BEGIN Data extract

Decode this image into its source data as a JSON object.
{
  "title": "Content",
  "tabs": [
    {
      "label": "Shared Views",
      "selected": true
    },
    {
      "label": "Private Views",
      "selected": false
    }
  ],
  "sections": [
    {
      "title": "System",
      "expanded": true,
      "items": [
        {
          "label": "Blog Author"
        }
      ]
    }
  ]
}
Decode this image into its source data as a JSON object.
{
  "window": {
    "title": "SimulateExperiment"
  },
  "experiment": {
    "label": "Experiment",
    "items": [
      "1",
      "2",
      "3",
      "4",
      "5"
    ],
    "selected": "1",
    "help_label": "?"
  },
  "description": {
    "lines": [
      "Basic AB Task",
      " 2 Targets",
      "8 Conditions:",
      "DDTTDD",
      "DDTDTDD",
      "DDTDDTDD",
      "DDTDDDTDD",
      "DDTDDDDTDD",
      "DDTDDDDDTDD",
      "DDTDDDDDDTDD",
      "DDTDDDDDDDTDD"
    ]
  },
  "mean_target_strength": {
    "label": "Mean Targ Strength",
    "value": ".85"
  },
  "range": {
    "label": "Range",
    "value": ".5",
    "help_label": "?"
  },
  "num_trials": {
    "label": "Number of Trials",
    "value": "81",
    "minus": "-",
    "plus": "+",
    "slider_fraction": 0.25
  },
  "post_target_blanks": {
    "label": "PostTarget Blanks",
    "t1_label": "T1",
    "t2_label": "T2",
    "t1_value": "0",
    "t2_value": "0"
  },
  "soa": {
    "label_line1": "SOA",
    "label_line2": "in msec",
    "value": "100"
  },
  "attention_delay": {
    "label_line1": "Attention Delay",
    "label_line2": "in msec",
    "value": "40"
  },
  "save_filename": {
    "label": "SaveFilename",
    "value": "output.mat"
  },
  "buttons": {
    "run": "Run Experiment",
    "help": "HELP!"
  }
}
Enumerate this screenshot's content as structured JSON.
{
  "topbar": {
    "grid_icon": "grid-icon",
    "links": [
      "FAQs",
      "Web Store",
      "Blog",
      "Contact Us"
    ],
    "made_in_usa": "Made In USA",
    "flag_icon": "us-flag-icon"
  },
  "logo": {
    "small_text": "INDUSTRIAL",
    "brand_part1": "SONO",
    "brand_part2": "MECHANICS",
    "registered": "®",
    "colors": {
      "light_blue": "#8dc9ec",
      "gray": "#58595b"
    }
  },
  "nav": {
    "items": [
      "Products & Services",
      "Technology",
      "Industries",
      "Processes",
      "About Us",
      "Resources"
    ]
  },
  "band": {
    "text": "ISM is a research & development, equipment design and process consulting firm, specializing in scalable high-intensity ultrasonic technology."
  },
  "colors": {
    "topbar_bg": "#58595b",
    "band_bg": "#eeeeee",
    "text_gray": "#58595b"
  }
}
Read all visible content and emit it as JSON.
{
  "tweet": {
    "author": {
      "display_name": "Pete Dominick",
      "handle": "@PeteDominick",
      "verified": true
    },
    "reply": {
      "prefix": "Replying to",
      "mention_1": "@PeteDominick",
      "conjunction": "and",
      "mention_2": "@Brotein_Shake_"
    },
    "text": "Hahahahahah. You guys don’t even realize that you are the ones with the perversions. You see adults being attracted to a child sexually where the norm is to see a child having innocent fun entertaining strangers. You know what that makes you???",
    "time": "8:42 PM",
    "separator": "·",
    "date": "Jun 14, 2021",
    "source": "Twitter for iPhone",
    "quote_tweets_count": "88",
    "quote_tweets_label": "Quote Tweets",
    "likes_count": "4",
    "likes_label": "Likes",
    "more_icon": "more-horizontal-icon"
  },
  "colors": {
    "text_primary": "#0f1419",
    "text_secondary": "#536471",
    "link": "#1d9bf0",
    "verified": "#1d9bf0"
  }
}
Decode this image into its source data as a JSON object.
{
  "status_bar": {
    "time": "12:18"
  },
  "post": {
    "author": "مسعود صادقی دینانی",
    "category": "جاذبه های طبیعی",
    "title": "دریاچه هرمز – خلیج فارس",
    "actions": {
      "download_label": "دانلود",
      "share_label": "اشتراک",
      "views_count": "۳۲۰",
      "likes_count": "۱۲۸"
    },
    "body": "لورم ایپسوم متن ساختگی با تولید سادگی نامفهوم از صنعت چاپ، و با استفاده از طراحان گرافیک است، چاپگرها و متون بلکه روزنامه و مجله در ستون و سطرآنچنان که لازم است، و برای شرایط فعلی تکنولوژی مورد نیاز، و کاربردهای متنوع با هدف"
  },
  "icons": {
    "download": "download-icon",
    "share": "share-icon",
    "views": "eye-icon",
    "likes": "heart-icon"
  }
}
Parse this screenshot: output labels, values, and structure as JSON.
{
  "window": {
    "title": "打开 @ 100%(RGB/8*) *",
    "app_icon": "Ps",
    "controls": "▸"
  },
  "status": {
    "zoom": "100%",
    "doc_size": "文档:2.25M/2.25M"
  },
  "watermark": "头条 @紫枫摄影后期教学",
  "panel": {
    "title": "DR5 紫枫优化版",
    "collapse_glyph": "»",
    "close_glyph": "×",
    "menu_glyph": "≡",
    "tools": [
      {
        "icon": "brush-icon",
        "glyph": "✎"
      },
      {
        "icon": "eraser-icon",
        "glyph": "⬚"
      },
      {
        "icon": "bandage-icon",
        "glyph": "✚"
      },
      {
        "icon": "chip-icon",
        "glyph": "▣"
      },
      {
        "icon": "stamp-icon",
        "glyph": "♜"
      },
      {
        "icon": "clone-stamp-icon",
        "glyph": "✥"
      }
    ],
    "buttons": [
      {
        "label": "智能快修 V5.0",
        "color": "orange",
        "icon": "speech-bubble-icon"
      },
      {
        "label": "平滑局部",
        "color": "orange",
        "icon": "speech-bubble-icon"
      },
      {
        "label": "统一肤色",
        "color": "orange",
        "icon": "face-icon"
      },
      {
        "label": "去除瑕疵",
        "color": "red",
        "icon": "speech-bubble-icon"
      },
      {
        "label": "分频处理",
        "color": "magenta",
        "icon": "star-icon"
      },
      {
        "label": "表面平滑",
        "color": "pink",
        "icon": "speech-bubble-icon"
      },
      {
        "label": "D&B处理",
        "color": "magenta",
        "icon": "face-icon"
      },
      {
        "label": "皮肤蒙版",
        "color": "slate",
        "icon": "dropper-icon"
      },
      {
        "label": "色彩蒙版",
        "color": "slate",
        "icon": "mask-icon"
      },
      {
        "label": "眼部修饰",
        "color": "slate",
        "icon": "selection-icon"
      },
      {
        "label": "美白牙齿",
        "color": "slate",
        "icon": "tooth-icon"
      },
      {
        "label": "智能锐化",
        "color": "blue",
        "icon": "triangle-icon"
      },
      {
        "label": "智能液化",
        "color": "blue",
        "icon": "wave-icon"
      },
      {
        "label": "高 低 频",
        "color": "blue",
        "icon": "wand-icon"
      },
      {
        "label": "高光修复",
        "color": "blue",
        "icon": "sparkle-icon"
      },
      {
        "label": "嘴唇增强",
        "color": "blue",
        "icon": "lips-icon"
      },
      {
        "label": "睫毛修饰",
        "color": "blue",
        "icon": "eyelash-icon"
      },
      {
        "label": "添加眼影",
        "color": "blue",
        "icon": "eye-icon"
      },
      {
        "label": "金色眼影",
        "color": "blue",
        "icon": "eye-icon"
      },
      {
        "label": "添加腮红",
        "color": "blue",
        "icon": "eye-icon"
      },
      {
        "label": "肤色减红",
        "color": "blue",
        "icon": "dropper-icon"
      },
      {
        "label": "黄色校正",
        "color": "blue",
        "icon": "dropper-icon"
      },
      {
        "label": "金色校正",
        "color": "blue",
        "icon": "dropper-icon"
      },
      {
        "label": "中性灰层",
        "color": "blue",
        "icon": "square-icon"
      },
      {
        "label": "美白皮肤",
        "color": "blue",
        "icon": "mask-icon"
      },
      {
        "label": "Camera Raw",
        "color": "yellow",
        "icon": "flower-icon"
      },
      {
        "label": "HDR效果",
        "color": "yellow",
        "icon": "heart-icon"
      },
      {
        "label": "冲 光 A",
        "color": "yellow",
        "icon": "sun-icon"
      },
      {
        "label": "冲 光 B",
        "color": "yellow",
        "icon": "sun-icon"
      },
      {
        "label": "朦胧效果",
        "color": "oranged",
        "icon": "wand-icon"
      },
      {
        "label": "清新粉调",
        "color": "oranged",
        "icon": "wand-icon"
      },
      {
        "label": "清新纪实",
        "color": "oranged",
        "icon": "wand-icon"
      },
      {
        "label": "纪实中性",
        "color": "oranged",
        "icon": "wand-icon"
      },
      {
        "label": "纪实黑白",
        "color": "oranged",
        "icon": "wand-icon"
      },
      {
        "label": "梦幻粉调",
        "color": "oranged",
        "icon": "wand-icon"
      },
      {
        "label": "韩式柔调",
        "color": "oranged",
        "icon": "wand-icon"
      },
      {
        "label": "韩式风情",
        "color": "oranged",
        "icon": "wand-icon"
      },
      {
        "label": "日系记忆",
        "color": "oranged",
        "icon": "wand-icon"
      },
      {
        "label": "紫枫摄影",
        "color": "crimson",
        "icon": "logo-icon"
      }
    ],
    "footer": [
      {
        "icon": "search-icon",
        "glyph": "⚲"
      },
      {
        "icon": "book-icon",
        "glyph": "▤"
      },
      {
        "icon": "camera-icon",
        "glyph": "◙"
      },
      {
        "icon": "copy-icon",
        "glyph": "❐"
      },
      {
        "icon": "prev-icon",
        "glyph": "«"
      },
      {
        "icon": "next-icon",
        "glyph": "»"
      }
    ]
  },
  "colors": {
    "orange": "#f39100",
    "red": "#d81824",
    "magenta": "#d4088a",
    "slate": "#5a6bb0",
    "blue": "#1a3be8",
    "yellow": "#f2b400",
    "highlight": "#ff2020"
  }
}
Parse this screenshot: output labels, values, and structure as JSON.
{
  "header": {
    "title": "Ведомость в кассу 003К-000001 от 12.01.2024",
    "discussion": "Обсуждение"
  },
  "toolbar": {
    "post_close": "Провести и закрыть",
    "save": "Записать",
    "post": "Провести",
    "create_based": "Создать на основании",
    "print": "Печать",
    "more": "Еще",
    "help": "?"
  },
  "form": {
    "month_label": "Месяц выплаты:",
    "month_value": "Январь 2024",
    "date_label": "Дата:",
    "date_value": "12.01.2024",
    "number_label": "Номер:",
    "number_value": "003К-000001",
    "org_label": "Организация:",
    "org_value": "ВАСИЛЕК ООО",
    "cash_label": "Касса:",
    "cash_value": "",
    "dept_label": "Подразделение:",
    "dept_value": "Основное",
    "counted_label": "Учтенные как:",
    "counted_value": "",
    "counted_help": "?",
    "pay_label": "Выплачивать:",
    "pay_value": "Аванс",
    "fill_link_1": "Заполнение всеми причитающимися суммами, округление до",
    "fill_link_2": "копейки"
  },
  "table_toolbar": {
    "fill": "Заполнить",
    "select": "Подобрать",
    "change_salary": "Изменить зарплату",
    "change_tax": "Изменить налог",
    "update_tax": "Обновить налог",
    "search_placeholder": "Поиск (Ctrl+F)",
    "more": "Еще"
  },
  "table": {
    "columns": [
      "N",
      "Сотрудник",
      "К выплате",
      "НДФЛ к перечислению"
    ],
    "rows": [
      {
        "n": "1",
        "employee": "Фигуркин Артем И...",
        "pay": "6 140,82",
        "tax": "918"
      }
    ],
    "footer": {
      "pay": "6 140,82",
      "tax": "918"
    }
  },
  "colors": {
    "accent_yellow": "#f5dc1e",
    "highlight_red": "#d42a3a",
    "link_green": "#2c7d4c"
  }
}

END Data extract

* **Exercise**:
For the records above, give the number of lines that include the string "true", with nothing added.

* **Written answer**:
3